Tooth Extractions Sudbury

Tooth Extractions Sudbury

No one likes the idea of having teeth pulled. Not only does it sound unpleasant, but you can't help but worry about how your smile will look afterward. However, remember this: there is always a way to restore the appearance of your smile, but leaving a damaged tooth in your mouth can lead to permanent health repercussions. Here’s why some teeth simply cannot be saved, and when it could be safer to remove it and replace it instead.

Handling Damaged Teeth: Can They Be Saved?

Most people want to save their natural teeth if at all possible. When a tooth becomes damaged beyond the need for a simple filling, the options are:

  1. Remove it
  2. Try to save it with a root canal

Although a root canal is designed to sanitize and seal off the tooth from further infection, this outcome is not 100% guaranteed. Damaged teeth may experience recurring infections even after treatment, or they may retain inflammation that creates health risks for your mouth and your whole body.

Your dentist will advise you whether a root canal is likely to be successful. A tooth that is damaged beyond repair should be removed as soon as possible to protect your health. Even if you do receive a root canal, be on the lookout for recurring pain and signs of infection--root canals sometimes fail, and you'll need to be vigilant about taking further action if needed.

The Risks of Oral Infection

Recurrent oral infections can spread to other areas and lead to dangerous health problems. Studies show that oral infections are linked with an increased risk of various conditions, including:

  • Cardiovascular conditions, such as heart attack and atherosclerosis
  • Damage to facial nerves
  • Stroke
  • Osteoporosis
  • Immune conditions
  • Gastrointestinal conditions
  • Diabetes and diabetic complications
  • Fetal development problems, such as low birth weight

When there's an infection inside your mouth, bacteria have easy access to the inside of your body. This is why they can quickly spread to the heart, lungs, bone, stomach, blood vessels, and other structures. In addition to spreading bacteria, infection leads to general inflammation throughout the body that can increase your risk of many of the above conditions.

Because your body is always working to fight the infection, there's a constant strain on your immune system. This leaves fewer resources to fight other diseases, leaving you susceptible to additional health problems.

What to expect during tooth extraction?

We administer a general anesthetic to put you to sleep during the procedure or use a local anesthetic to numb the area around the tooth. Occasionally, we may need to break an impacted tooth into smaller pieces to minimize damage to the surrounding tissue before extraction. After we remove the tooth, we use stitches to seal the socket.

What you should tell your Dentist before tooth extraction procedure?

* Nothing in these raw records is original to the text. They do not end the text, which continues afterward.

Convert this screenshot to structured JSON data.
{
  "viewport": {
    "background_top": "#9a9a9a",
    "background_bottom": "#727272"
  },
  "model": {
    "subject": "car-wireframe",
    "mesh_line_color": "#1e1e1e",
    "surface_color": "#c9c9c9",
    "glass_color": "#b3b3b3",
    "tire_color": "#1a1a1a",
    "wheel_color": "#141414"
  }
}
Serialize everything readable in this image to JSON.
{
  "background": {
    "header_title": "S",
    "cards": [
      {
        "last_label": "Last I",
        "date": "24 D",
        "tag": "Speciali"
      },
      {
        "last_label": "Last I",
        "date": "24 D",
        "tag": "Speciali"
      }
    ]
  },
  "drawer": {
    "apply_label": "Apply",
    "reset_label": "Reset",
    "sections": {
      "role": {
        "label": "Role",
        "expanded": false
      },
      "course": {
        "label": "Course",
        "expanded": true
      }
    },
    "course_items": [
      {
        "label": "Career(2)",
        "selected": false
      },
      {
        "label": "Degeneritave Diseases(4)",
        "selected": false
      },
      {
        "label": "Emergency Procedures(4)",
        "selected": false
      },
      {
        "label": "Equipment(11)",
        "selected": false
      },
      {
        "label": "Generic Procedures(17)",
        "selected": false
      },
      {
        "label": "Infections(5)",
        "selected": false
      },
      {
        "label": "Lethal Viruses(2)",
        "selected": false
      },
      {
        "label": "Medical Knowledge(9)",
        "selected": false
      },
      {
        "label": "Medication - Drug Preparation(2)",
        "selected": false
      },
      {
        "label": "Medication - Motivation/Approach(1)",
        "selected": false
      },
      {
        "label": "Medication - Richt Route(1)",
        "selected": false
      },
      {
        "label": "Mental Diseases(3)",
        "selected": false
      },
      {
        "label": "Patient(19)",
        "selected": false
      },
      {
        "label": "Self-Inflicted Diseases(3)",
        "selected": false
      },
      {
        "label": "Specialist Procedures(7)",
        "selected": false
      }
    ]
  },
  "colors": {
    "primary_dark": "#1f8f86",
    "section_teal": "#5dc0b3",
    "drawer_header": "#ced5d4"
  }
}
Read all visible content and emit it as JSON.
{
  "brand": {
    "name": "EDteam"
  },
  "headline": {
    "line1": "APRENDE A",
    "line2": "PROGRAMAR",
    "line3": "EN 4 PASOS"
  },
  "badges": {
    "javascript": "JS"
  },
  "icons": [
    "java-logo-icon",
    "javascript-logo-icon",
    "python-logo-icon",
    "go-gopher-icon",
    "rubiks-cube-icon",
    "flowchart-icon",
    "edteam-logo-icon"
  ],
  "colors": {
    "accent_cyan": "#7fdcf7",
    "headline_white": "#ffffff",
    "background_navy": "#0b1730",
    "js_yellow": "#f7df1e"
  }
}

It's crucial to let your dentist know about any underlying medical issues or current prescription medications before having a tooth extracted. This includes any disorders affecting your immune system, liver, heart, or other pertinent organs. To ensure the surgery is successful, your dentist needs to understand your medical history.

Commonly asked question about tooth extractions

Can I go back to work after having an extraction?

It is advised that you take the day off following your extraction so that you can relax and heal. It could be challenging to work if there is swelling or you have trouble speaking. For 1-3 days following surgery, you should refrain from heavy lifting, bending over, and exercising.

Managing Pain After Tooth Extraction

For most patients, over-the-counter painkillers are sufficient. If you have a special case or have certain allergies, your dentist may prescribe medication. It is advised to take pain medication as soon as possible following the extraction, while you are still numbed, to support you while the local anaesthetic wears off. Avoid aspirin since it can thin the blood and stop blood from clotting.

How long will the discomfort persist following tooth removal?

Depending on the procedure and how quickly you heal, the amount of discomfort you experience may vary. After a few days, the pain should start to go away. If you find that your pain and discomfort increase after one week, you may be experiencing a dry socket and should immediately contact your dentist.

What can I eat or drink after tooth extraction?

It's best to stick to a liquid and soft food diet immediately after the tooth extraction procedure to ensure comfort. Most patients continue doing this for a few days following their therapy until the pain stops. Avoid using straws since the sucking motion can strain your stitches and result in fresh bleeding.

LaSalle Court Dentistry is experienced in performing tooth extractions and we try to make the procedure as comfortable and stress-free as possible.

If you are looking for a dentist in Sudbury for Tooth Extractions please call us at (705) 675-2900 or book an appointment online.